Local planning authorities are required to engage with wider health and social care partners including primary care, CCGs, STPs/ICSs and NHS trusts and should specifically refer to local health needs evidence when developing their local plans/local development plans.

The National Planning Policy Framework (NPPF) highlights that the planning system can play an important role in facilitating social interaction and creating healthy, inclusive communities by setting out the wide-ranging ways in which planning should promote healthy, inclusive and safe communities (Chapter 8).

National Planning Practice Guidance (PPG) expands on the NPPF and notes that local planning authorities should ensure that health and wellbeing are considered in local and neighbourhood plans and in planning decision making. Planning should aim to promote healthy communities which are places that are good to grow up and grow old through the support of healthy behaviours and reductions in health inequalities.

Planning tools

Several planning tools can help to ‘put health into place’ including:

Access to nature

Photo of pond at Barton Park, Oxford with a pontoon and bulrushes in the foreground.

Access to the natural environment, open spaces, parks, rivers and canals and the countryside is important for both mental and physical health. Access to, along with the means and ability to engage with green places, has been identified as being a key determinant of physical health and mental wellbeing. Lack of access to green and blue spaces has shown to have contributed to inequalities throughout the pandemic and continues to do so. 

Green spaces, places and nature need to be designed and built into the housing, living spaces and towns so that everyone has access, and this is facilitated and encouraged through projects that address barriers to access and connectivity.

Clean air

Taking 672 million breaths over the average lifetime means clean air is one of the key building blocks to living your best life, free from ill health and reaching your potential.  Dirty air impacts all stages of life, from birth, where dirty air can cause low birth weight, the development of asthma in childhood to aging with longer health conditions like cardiovascular diseases (strokes and heart attacks) and COPD.  More information on the health effects can be found in the Bitesize on air quality on the council’s data pages.
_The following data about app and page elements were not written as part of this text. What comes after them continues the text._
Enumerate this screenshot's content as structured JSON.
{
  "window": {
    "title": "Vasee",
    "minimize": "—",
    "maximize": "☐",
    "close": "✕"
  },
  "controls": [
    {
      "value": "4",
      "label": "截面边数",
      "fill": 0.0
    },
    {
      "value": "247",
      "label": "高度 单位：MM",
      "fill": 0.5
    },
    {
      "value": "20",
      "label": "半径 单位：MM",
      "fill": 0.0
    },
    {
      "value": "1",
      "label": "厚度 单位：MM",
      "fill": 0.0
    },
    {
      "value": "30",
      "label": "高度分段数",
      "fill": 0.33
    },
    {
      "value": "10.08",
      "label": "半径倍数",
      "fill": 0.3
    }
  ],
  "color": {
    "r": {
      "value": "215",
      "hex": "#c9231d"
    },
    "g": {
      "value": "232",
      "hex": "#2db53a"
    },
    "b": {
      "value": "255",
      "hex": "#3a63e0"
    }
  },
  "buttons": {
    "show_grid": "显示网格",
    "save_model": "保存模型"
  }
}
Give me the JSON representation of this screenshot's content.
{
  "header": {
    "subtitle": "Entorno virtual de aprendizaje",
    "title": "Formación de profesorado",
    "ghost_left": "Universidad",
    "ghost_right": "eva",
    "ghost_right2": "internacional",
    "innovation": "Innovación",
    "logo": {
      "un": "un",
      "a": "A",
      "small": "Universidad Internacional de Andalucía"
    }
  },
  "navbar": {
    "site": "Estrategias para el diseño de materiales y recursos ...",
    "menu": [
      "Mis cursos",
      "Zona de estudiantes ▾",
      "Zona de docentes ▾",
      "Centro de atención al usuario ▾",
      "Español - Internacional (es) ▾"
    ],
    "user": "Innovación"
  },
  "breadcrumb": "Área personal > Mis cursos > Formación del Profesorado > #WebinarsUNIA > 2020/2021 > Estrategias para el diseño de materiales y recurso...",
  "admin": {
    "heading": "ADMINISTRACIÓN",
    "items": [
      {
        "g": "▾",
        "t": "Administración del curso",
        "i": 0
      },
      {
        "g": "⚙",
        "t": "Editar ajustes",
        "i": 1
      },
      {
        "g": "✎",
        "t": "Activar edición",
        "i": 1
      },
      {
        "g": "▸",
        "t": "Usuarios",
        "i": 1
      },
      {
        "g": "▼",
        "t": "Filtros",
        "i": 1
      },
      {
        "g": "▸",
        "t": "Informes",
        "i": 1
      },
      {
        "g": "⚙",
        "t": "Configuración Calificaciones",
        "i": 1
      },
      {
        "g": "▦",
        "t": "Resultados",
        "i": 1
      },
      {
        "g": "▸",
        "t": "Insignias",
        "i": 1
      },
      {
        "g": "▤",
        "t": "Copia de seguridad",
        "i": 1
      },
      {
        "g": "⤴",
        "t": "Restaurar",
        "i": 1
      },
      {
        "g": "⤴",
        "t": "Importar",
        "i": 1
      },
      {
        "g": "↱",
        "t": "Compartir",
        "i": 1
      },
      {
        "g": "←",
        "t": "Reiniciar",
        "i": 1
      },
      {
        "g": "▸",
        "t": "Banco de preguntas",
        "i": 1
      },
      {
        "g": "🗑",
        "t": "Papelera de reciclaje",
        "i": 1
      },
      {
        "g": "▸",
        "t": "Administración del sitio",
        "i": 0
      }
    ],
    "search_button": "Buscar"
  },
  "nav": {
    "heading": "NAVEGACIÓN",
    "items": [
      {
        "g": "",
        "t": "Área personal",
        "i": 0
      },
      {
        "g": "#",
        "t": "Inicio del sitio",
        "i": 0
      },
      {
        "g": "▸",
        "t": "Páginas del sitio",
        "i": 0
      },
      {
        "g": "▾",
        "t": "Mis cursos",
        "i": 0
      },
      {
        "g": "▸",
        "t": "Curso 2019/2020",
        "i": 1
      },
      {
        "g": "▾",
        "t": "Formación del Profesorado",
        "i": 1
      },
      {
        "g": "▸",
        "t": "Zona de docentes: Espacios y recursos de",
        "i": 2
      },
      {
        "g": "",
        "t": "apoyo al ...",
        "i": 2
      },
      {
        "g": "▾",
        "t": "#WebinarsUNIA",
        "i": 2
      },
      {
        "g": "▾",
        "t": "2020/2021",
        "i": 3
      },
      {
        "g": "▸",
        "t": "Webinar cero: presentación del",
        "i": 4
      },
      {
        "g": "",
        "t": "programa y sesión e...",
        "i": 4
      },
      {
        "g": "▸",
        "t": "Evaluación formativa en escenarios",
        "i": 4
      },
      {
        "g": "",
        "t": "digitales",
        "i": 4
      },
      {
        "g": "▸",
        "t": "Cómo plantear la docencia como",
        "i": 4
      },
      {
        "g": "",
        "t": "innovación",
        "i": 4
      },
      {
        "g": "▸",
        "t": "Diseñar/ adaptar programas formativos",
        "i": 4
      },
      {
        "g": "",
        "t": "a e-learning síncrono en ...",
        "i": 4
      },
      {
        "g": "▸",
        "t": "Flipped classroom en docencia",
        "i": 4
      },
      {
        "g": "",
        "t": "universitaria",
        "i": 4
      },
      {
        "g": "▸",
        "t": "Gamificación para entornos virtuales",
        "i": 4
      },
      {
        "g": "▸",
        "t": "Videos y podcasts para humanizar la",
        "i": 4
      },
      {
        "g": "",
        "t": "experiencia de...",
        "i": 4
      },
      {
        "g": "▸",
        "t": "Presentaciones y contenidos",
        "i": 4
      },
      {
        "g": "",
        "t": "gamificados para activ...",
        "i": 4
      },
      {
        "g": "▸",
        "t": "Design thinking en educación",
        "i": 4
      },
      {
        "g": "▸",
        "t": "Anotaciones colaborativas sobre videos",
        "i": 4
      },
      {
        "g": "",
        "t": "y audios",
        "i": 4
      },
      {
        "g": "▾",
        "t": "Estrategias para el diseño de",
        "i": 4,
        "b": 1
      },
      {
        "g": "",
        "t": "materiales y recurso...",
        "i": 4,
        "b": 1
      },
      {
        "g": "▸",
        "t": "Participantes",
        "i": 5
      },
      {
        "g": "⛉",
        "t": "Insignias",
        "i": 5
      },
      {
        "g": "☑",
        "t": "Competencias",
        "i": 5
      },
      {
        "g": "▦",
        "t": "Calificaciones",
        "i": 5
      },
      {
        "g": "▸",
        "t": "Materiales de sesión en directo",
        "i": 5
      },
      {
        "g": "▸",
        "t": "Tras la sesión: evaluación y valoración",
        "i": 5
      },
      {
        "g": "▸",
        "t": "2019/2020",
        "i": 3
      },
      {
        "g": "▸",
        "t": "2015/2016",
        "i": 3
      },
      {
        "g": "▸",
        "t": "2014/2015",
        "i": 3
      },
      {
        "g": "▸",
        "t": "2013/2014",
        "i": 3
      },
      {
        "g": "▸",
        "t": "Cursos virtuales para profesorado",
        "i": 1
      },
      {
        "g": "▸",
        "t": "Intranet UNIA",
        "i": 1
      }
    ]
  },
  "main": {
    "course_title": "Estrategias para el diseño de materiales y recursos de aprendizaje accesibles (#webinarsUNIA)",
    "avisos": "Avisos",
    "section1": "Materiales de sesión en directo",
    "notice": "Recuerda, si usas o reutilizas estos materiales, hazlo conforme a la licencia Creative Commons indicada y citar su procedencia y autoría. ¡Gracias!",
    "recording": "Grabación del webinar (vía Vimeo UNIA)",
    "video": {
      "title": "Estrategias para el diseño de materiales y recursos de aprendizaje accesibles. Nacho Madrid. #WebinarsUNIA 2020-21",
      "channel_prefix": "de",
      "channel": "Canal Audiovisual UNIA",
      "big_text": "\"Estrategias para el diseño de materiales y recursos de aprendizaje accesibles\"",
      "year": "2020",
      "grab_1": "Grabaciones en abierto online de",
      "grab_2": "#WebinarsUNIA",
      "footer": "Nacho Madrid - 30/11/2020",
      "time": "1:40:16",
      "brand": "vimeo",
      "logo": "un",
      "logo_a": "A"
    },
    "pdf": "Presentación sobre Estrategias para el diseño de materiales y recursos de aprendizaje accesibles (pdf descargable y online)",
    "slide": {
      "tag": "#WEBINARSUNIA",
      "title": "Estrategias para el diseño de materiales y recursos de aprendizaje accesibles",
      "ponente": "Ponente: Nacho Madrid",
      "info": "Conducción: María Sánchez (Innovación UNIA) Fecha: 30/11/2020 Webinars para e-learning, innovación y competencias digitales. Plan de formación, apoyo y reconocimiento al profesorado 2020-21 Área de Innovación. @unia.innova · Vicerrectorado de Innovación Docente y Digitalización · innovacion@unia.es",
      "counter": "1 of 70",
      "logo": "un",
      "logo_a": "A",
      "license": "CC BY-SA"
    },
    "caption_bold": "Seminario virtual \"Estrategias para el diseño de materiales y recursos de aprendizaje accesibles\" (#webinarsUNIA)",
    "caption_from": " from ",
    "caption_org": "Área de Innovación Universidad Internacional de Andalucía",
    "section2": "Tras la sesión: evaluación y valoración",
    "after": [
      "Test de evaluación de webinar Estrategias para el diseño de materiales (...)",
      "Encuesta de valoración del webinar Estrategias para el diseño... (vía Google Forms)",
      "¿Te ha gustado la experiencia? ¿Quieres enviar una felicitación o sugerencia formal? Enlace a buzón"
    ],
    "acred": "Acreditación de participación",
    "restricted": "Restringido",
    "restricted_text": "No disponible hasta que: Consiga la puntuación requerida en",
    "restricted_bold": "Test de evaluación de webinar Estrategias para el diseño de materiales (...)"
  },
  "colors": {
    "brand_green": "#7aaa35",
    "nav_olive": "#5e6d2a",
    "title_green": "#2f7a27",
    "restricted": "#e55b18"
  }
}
Air pollution comes from a range of sources in our communities, heating our homes, including woodburning stoves, transport, industry and agriculture.  Indoor air pollution can also impact health, for example through homes with mould and damp, smoking, cooking and products like candles and cleaning products. Besides local manmade sources of pollution, air pollutants travel long distances occur naturally occurring like dust from desert storms, wildfires and volcanic eruptions, or pollen from plants and trees.

The County Council has developed an Air Quality Strategy (pdf format, 3.3Mb), and one-page summary (pdf format, 198Kb) and visual summary (pdf format, 371Kb) for the council whose vision is “to accelerate the improvement in Oxfordshire’s air quality to reduce the health and environmental impacts of dirty air, so ensuring that all residents can breathe safely.”  The intention is to build on the statutory duties of District and City councils to monitor for UK legal limits and to ensure good air quality is maintained and improved.  A route map (pdf format, 1.4Mb) outlines the key actions we will be taking over the next three years.
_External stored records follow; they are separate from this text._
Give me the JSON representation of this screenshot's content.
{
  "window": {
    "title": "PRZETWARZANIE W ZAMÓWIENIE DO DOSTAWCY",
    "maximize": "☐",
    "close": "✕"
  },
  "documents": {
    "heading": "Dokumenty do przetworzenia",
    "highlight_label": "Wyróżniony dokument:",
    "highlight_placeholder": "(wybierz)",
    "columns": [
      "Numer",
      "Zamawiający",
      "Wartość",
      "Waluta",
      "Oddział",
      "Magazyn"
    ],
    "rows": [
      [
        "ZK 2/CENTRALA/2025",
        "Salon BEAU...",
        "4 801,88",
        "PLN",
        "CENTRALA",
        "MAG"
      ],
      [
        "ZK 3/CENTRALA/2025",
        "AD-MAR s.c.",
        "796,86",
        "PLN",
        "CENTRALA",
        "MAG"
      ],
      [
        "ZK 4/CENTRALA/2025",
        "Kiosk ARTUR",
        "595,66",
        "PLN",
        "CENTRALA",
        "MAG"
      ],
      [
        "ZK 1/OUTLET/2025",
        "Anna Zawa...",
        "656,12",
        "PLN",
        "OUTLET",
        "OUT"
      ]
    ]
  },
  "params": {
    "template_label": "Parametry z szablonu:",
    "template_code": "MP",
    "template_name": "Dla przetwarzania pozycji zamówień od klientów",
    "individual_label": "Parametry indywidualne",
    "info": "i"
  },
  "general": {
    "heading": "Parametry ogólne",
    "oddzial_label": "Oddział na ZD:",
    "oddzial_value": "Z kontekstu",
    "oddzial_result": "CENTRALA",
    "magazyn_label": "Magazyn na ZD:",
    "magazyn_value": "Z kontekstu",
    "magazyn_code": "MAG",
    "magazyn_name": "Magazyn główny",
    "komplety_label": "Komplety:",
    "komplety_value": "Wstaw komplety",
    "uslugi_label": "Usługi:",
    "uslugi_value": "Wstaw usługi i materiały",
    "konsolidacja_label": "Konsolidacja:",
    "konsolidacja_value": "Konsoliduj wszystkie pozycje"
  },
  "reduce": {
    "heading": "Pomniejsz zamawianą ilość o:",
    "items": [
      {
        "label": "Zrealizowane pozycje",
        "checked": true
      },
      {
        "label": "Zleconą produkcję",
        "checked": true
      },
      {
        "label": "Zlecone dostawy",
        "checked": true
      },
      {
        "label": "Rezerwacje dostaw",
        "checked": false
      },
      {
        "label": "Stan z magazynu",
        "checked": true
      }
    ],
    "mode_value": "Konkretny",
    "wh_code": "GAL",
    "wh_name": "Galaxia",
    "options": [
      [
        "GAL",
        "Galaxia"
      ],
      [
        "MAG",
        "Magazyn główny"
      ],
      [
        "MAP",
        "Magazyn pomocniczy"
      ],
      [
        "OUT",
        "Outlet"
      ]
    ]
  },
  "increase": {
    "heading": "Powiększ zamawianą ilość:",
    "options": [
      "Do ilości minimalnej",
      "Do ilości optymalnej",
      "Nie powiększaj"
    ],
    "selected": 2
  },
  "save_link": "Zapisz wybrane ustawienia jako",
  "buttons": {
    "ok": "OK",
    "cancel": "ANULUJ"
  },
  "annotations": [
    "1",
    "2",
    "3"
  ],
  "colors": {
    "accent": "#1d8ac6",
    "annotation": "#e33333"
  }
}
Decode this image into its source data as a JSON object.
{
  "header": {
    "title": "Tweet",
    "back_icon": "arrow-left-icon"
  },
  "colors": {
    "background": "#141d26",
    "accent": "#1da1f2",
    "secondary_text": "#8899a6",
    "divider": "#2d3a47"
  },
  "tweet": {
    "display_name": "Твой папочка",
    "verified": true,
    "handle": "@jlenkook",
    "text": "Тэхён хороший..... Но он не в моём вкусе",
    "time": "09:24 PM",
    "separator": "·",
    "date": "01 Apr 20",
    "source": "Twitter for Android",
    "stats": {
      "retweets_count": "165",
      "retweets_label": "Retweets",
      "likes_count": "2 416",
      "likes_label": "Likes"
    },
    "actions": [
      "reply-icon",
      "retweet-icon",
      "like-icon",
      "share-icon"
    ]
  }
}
If you’re curious to find out more, head over to the Oxfordshire Air Quality website where you can find out local air pollution levels or check out your air pollution footprint.

Health care facilities
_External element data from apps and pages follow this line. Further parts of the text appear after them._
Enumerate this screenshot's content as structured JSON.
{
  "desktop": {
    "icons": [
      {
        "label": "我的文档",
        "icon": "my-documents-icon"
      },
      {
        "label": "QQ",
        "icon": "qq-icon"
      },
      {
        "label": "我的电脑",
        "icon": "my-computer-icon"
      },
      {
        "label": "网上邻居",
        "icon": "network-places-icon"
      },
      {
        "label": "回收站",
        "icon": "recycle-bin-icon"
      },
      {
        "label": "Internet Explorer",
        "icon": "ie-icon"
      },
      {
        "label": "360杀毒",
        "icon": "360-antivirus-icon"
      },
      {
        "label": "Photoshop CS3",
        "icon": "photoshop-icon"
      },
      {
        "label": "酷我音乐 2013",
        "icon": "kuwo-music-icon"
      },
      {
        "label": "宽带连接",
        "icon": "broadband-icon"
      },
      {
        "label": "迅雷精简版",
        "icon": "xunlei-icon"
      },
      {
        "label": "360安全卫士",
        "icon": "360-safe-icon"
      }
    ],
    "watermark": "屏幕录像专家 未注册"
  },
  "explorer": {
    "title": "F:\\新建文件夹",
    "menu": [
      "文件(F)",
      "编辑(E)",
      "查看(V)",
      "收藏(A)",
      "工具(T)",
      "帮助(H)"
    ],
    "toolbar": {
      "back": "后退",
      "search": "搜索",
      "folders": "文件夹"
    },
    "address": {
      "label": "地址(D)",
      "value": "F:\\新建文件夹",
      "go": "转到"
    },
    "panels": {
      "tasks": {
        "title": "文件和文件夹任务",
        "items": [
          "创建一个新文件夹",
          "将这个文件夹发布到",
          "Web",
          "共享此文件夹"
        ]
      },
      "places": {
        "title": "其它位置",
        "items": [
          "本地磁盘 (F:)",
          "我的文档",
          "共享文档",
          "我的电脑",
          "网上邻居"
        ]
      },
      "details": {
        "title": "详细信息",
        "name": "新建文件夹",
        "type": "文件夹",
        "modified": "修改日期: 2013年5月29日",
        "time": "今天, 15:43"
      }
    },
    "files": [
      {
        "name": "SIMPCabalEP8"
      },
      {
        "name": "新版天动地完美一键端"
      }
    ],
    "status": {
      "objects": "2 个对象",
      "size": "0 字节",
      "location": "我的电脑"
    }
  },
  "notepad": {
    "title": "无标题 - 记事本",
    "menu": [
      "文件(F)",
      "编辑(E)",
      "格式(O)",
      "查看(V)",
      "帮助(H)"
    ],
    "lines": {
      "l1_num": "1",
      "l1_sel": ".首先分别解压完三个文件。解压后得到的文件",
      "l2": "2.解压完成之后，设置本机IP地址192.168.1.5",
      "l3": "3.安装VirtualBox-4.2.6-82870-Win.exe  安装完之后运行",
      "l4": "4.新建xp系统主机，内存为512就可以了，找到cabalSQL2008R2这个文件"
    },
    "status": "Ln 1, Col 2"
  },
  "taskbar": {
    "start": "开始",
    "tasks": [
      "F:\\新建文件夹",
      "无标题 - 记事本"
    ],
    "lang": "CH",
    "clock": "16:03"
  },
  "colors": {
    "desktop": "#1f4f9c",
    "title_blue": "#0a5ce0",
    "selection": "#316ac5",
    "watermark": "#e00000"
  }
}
When designing new developments or seeking to regenerate an area it is important to provide convenient and equitable access to health facilities and services – health centres, community hubs, community voluntary sector organisations, GPs, dentists, pharmacists, sports and leisure facilities to meet current and future population needs whilst also promoting self-care and prevention of ill health.

These facilities need to reflect new and innovative models of health and care services and social infrastructure so that they reflect the move to increase provision of support online and a more integrated way of providing local health services so that they link in better with community assets.